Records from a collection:

════════════════

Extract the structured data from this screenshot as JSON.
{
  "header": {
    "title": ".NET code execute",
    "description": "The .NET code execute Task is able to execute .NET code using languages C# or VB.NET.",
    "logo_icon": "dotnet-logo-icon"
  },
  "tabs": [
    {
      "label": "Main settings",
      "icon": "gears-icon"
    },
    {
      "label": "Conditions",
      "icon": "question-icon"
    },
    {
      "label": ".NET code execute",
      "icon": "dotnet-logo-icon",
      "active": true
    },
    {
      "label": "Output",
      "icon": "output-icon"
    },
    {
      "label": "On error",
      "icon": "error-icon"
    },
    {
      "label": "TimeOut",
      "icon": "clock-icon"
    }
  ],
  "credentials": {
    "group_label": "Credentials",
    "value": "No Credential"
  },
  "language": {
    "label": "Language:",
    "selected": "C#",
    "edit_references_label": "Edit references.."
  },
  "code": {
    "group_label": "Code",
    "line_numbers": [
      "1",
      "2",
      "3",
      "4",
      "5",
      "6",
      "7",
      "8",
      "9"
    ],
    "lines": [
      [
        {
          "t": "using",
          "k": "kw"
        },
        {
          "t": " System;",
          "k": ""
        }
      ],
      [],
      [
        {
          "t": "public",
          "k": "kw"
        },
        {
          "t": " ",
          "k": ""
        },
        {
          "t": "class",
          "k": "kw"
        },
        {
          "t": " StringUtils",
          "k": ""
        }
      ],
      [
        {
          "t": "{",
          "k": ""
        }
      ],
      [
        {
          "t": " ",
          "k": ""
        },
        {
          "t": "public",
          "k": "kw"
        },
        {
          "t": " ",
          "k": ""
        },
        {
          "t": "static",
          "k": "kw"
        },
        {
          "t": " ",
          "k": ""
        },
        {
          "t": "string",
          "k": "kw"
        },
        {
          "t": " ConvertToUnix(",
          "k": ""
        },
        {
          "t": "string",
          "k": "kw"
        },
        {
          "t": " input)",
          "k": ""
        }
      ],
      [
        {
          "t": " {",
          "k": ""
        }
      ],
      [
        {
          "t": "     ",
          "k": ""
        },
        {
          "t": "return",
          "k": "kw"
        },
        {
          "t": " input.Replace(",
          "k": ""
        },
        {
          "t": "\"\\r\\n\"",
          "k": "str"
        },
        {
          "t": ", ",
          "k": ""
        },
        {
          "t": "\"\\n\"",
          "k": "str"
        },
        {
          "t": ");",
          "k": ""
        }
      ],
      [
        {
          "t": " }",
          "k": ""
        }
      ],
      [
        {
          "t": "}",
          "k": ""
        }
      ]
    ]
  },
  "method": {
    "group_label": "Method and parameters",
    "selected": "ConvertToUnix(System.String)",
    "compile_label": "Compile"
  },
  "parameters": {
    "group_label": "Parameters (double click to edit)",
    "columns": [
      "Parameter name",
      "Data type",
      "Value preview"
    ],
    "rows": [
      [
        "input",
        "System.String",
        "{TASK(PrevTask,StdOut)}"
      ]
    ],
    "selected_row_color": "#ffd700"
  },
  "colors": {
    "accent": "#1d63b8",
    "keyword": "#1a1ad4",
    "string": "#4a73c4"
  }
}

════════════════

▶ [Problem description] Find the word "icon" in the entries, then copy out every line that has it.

▶ [Solved exercise]
    "logo_icon": "dotnet-logo-icon"
      "icon": "gears-icon"
      "icon": "question-icon"
      "icon": "dotnet-logo-icon",
      "icon": "output-icon"
      "icon": "error-icon"
      "icon": "clock-icon"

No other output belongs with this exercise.